# About this exercise
The records below are to be restated word for word, with every picture left out.

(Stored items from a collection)
----

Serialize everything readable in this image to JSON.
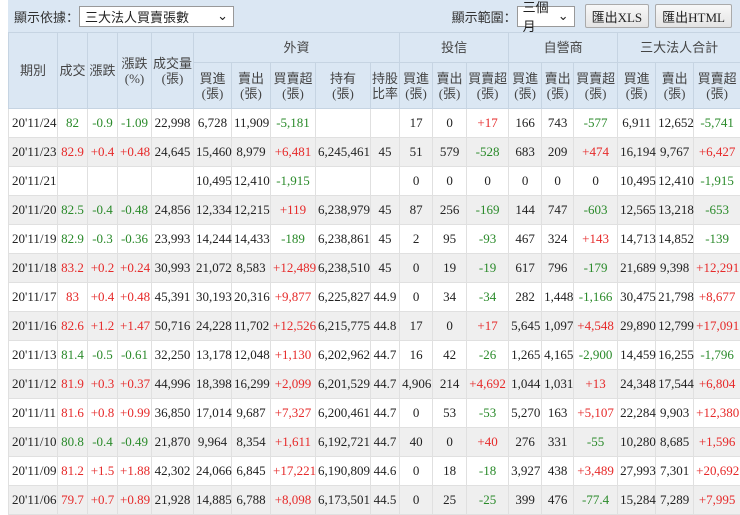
{
  "toolbar": {
    "basis_label": "顯示依據：",
    "basis_value": "三大法人買賣張數",
    "range_label": "顯示範圍：",
    "range_value": "三個月",
    "export_xls": "匯出XLS",
    "export_html": "匯出HTML"
  },
  "headers": {
    "period": "期別",
    "close": "成交",
    "change": "漲跌",
    "change_pct": "漲跌\n(%)",
    "volume": "成交量\n(張)",
    "groups": [
      "外資",
      "投信",
      "自營商",
      "三大法人合計"
    ],
    "sub": [
      "買進\n(張)",
      "賣出\n(張)",
      "買賣超\n(張)",
      "持有\n(張)",
      "持股\n比率",
      "買進\n(張)",
      "賣出\n(張)",
      "買賣超\n(張)",
      "買進\n(張)",
      "賣出\n(張)",
      "買賣超\n(張)",
      "買進\n(張)",
      "賣出\n(張)",
      "買賣超\n(張)"
    ]
  },
  "colors": {
    "up": "#e62a2a",
    "down": "#2a8a2a",
    "header_bg": "#dbe7f3"
  },
  "rows": [
    [
      "20'11/24",
      "82",
      "-0.9",
      "-1.09",
      "22,998",
      "6,728",
      "11,909",
      "-5,181",
      "",
      "",
      "17",
      "0",
      "+17",
      "166",
      "743",
      "-577",
      "6,911",
      "12,652",
      "-5,741"
    ],
    [
      "20'11/23",
      "82.9",
      "+0.4",
      "+0.48",
      "24,645",
      "15,460",
      "8,979",
      "+6,481",
      "6,245,461",
      "45",
      "51",
      "579",
      "-528",
      "683",
      "209",
      "+474",
      "16,194",
      "9,767",
      "+6,427"
    ],
    [
      "20'11/21",
      "",
      "",
      "",
      "",
      "10,495",
      "12,410",
      "-1,915",
      "",
      "",
      "0",
      "0",
      "0",
      "0",
      "0",
      "0",
      "10,495",
      "12,410",
      "-1,915"
    ],
    [
      "20'11/20",
      "82.5",
      "-0.4",
      "-0.48",
      "24,856",
      "12,334",
      "12,215",
      "+119",
      "6,238,979",
      "45",
      "87",
      "256",
      "-169",
      "144",
      "747",
      "-603",
      "12,565",
      "13,218",
      "-653"
    ],
    [
      "20'11/19",
      "82.9",
      "-0.3",
      "-0.36",
      "23,993",
      "14,244",
      "14,433",
      "-189",
      "6,238,861",
      "45",
      "2",
      "95",
      "-93",
      "467",
      "324",
      "+143",
      "14,713",
      "14,852",
      "-139"
    ],
    [
      "20'11/18",
      "83.2",
      "+0.2",
      "+0.24",
      "30,993",
      "21,072",
      "8,583",
      "+12,489",
      "6,238,510",
      "45",
      "0",
      "19",
      "-19",
      "617",
      "796",
      "-179",
      "21,689",
      "9,398",
      "+12,291"
    ],
    [
      "20'11/17",
      "83",
      "+0.4",
      "+0.48",
      "45,391",
      "30,193",
      "20,316",
      "+9,877",
      "6,225,827",
      "44.9",
      "0",
      "34",
      "-34",
      "282",
      "1,448",
      "-1,166",
      "30,475",
      "21,798",
      "+8,677"
    ],
    [
      "20'11/16",
      "82.6",
      "+1.2",
      "+1.47",
      "50,716",
      "24,228",
      "11,702",
      "+12,526",
      "6,215,775",
      "44.8",
      "17",
      "0",
      "+17",
      "5,645",
      "1,097",
      "+4,548",
      "29,890",
      "12,799",
      "+17,091"
    ],
    [
      "20'11/13",
      "81.4",
      "-0.5",
      "-0.61",
      "32,250",
      "13,178",
      "12,048",
      "+1,130",
      "6,202,962",
      "44.7",
      "16",
      "42",
      "-26",
      "1,265",
      "4,165",
      "-2,900",
      "14,459",
      "16,255",
      "-1,796"
    ],
    [
      "20'11/12",
      "81.9",
      "+0.3",
      "+0.37",
      "44,996",
      "18,398",
      "16,299",
      "+2,099",
      "6,201,529",
      "44.7",
      "4,906",
      "214",
      "+4,692",
      "1,044",
      "1,031",
      "+13",
      "24,348",
      "17,544",
      "+6,804"
    ],
    [
      "20'11/11",
      "81.6",
      "+0.8",
      "+0.99",
      "36,850",
      "17,014",
      "9,687",
      "+7,327",
      "6,200,461",
      "44.7",
      "0",
      "53",
      "-53",
      "5,270",
      "163",
      "+5,107",
      "22,284",
      "9,903",
      "+12,380"
    ],
    [
      "20'11/10",
      "80.8",
      "-0.4",
      "-0.49",
      "21,870",
      "9,964",
      "8,354",
      "+1,611",
      "6,192,721",
      "44.7",
      "40",
      "0",
      "+40",
      "276",
      "331",
      "-55",
      "10,280",
      "8,685",
      "+1,596"
    ],
    [
      "20'11/09",
      "81.2",
      "+1.5",
      "+1.88",
      "42,302",
      "24,066",
      "6,845",
      "+17,221",
      "6,190,809",
      "44.6",
      "0",
      "18",
      "-18",
      "3,927",
      "438",
      "+3,489",
      "27,993",
      "7,301",
      "+20,692"
    ],
    [
      "20'11/06",
      "79.7",
      "+0.7",
      "+0.89",
      "21,928",
      "14,885",
      "6,788",
      "+8,098",
      "6,173,501",
      "44.5",
      "0",
      "25",
      "-25",
      "399",
      "476",
      "-77.4",
      "15,284",
      "7,289",
      "+7,995"
    ]
  ]
}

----

# Response for this exercise
Serialize everything readable in this image to JSON.
{
  "toolbar": {
    "basis_label": "顯示依據：",
    "basis_value": "三大法人買賣張數",
    "range_label": "顯示範圍：",
    "range_value": "三個月",
    "export_xls": "匯出XLS",
    "export_html": "匯出HTML"
  },
  "headers": {
    "period": "期別",
    "close": "成交",
    "change": "漲跌",
    "change_pct": "漲跌\n(%)",
    "volume": "成交量\n(張)",
    "groups": [
      "外資",
      "投信",
      "自營商",
      "三大法人合計"
    ],
    "sub": [
      "買進\n(張)",
      "賣出\n(張)",
      "買賣超\n(張)",
      "持有\n(張)",
      "持股\n比率",
      "買進\n(張)",
      "賣出\n(張)",
      "買賣超\n(張)",
      "買進\n(張)",
      "賣出\n(張)",
      "買賣超\n(張)",
      "買進\n(張)",
      "賣出\n(張)",
      "買賣超\n(張)"
    ]
  },
  "colors": {
    "up": "#e62a2a",
    "down": "#2a8a2a",
    "header_bg": "#dbe7f3"
  },
  "rows": [
    [
      "20'11/24",
      "82",
      "-0.9",
      "-1.09",
      "22,998",
      "6,728",
      "11,909",
      "-5,181",
      "",
      "",
      "17",
      "0",
      "+17",
      "166",
      "743",
      "-577",
      "6,911",
      "12,652",
      "-5,741"
    ],
    [
      "20'11/23",
      "82.9",
      "+0.4",
      "+0.48",
      "24,645",
      "15,460",
      "8,979",
      "+6,481",
      "6,245,461",
      "45",
      "51",
      "579",
      "-528",
      "683",
      "209",
      "+474",
      "16,194",
      "9,767",
      "+6,427"
    ],
    [
      "20'11/21",
      "",
      "",
      "",
      "",
      "10,495",
      "12,410",
      "-1,915",
      "",
      "",
      "0",
      "0",
      "0",
      "0",
      "0",
      "0",
      "10,495",
      "12,410",
      "-1,915"
    ],
    [
      "20'11/20",
      "82.5",
      "-0.4",
      "-0.48",
      "24,856",
      "12,334",
      "12,215",
      "+119",
      "6,238,979",
      "45",
      "87",
      "256",
      "-169",
      "144",
      "747",
      "-603",
      "12,565",
      "13,218",
      "-653"
    ],
    [
      "20'11/19",
      "82.9",
      "-0.3",
      "-0.36",
      "23,993",
      "14,244",
      "14,433",
      "-189",
      "6,238,861",
      "45",
      "2",
      "95",
      "-93",
      "467",
      "324",
      "+143",
      "14,713",
      "14,852",
      "-139"
    ],
    [
      "20'11/18",
      "83.2",
      "+0.2",
      "+0.24",
      "30,993",
      "21,072",
      "8,583",
      "+12,489",
      "6,238,510",
      "45",
      "0",
      "19",
      "-19",
      "617",
      "796",
      "-179",
      "21,689",
      "9,398",
      "+12,291"
    ],
    [
      "20'11/17",
      "83",
      "+0.4",
      "+0.48",
      "45,391",
      "30,193",
      "20,316",
      "+9,877",
      "6,225,827",
      "44.9",
      "0",
      "34",
      "-34",
      "282",
      "1,448",
      "-1,166",
      "30,475",
      "21,798",
      "+8,677"
    ],
    [
      "20'11/16",
      "82.6",
      "+1.2",
      "+1.47",
      "50,716",
      "24,228",
      "11,702",
      "+12,526",
      "6,215,775",
      "44.8",
      "17",
      "0",
      "+17",
      "5,645",
      "1,097",
      "+4,548",
      "29,890",
      "12,799",
      "+17,091"
    ],
    [
      "20'11/13",
      "81.4",
      "-0.5",
      "-0.61",
      "32,250",
      "13,178",
      "12,048",
      "+1,130",
      "6,202,962",
      "44.7",
      "16",
      "42",
      "-26",
      "1,265",
      "4,165",
      "-2,900",
      "14,459",
      "16,255",
      "-1,796"
    ],
    [
      "20'11/12",
      "81.9",
      "+0.3",
      "+0.37",
      "44,996",
      "18,398",
      "16,299",
      "+2,099",
      "6,201,529",
      "44.7",
      "4,906",
      "214",
      "+4,692",
      "1,044",
      "1,031",
      "+13",
      "24,348",
      "17,544",
      "+6,804"
    ],
    [
      "20'11/11",
      "81.6",
      "+0.8",
      "+0.99",
      "36,850",
      "17,014",
      "9,687",
      "+7,327",
      "6,200,461",
      "44.7",
      "0",
      "53",
      "-53",
      "5,270",
      "163",
      "+5,107",
      "22,284",
      "9,903",
      "+12,380"
    ],
    [
      "20'11/10",
      "80.8",
      "-0.4",
      "-0.49",
      "21,870",
      "9,964",
      "8,354",
      "+1,611",
      "6,192,721",
      "44.7",
      "40",
      "0",
      "+40",
      "276",
      "331",
      "-55",
      "10,280",
      "8,685",
      "+1,596"
    ],
    [
      "20'11/09",
      "81.2",
      "+1.5",
      "+1.88",
      "42,302",
      "24,066",
      "6,845",
      "+17,221",
      "6,190,809",
      "44.6",
      "0",
      "18",
      "-18",
      "3,927",
      "438",
      "+3,489",
      "27,993",
      "7,301",
      "+20,692"
    ],
    [
      "20'11/06",
      "79.7",
      "+0.7",
      "+0.89",
      "21,928",
      "14,885",
      "6,788",
      "+8,098",
      "6,173,501",
      "44.5",
      "0",
      "25",
      "-25",
      "399",
      "476",
      "-77.4",
      "15,284",
      "7,289",
      "+7,995"
    ]
  ]
}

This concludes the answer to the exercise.